Karolina Corin, PhD, is a staff scientist with backgrounds in both engineering and biology. Much of her research has focused on the expression, solubilization, folding, structure, and stabilization of membrane proteins, a class of proteins involved in many diseases that are notoriously difficult to study. She developed a cell-free expression platform allowing the largest number of GPCRs to date to be expressed, and demonstrated that novel surfactants like peptide detergents can be used to express, solubilize, and stabilize membrane proteins. As part of a team, she was the first to express, purify, and characterize the ligand-binding of insect olfactory receptors, and performed pioneering experiments demonstrating that a simple substitution code could be used to make GPCRs soluble without altering their structure or function.

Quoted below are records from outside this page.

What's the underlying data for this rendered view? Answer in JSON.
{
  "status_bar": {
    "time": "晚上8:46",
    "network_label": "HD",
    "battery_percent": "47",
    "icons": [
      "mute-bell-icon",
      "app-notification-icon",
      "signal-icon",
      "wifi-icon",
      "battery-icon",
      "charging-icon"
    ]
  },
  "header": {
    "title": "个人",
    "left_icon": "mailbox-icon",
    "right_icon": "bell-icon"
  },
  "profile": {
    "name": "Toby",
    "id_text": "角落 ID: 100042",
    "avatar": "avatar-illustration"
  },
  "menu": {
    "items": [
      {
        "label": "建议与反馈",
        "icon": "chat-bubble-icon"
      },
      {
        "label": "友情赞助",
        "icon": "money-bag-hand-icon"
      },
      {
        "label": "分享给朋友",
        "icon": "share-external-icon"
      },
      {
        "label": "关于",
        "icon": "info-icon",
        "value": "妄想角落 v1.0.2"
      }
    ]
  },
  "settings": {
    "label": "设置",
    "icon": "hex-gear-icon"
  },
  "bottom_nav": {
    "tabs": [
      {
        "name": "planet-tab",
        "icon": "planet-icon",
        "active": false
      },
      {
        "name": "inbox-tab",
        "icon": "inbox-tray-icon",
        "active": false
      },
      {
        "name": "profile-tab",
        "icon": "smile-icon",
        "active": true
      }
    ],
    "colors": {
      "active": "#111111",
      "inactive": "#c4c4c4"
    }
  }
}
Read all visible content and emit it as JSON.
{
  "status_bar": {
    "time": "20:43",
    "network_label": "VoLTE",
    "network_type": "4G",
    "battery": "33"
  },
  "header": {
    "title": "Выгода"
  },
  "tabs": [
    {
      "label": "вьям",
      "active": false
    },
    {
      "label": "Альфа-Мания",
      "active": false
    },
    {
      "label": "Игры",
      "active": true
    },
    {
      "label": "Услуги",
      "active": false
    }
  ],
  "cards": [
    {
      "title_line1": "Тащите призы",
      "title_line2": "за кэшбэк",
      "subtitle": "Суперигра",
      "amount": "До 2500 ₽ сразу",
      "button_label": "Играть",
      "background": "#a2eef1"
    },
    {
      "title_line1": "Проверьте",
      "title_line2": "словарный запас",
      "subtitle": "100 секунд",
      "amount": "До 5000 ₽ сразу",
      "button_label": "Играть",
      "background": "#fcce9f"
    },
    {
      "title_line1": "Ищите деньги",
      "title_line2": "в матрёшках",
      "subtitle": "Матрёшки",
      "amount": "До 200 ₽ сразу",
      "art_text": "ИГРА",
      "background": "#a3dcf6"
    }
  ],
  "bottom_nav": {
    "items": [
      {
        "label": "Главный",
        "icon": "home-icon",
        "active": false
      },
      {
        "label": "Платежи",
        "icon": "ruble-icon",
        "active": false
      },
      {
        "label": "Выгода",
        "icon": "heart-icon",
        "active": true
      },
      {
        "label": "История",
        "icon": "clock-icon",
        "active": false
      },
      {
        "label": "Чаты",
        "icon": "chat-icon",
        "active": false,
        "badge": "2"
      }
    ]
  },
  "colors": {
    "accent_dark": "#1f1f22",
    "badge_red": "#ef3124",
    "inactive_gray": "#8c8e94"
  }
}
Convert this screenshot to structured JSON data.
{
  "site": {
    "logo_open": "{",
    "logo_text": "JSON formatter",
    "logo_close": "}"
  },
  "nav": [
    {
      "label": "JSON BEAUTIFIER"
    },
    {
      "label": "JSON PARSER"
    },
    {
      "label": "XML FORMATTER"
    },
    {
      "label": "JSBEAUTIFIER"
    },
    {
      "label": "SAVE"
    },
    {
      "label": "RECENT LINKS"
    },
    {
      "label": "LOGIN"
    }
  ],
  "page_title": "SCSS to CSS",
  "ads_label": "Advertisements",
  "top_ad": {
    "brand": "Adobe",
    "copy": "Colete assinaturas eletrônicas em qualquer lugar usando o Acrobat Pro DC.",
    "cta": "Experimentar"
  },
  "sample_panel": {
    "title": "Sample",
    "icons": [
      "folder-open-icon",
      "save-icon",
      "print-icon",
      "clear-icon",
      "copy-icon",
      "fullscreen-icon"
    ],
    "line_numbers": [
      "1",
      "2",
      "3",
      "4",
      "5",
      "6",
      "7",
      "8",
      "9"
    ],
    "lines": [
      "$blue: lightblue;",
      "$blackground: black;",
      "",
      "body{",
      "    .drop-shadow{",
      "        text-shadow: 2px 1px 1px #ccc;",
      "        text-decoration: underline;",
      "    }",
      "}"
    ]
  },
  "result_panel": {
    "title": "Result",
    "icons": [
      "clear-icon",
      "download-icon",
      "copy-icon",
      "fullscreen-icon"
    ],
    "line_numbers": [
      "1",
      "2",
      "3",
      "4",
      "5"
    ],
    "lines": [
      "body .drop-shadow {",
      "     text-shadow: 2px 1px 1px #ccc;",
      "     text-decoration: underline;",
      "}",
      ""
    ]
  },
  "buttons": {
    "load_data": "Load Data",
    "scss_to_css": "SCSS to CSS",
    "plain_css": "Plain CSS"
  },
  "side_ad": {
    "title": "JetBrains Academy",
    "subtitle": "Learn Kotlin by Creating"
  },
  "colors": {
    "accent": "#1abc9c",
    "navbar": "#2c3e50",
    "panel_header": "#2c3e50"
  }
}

Karolina has authored or co-authored 17 peer-reviewed scientific articles that have been published in journals such as PNAS, Protein Science, EMBO, and the Journal of Molecular Biology. She has also served as a scientific peer-reviewer, holds two patents, and recently published pieces on long Covid in children in the LA Times and Today’s Parent. Karolina earned her MS in mechanical engineering and PhD in biological engineering from MIT. She completed a postdoc at the University of the Witwatersrand in Johannesburg, South Africa, and worked as a staff scientist at UCLA before joining U.S. Right to Know. ORCID ID: 0000-0003-3080-5742.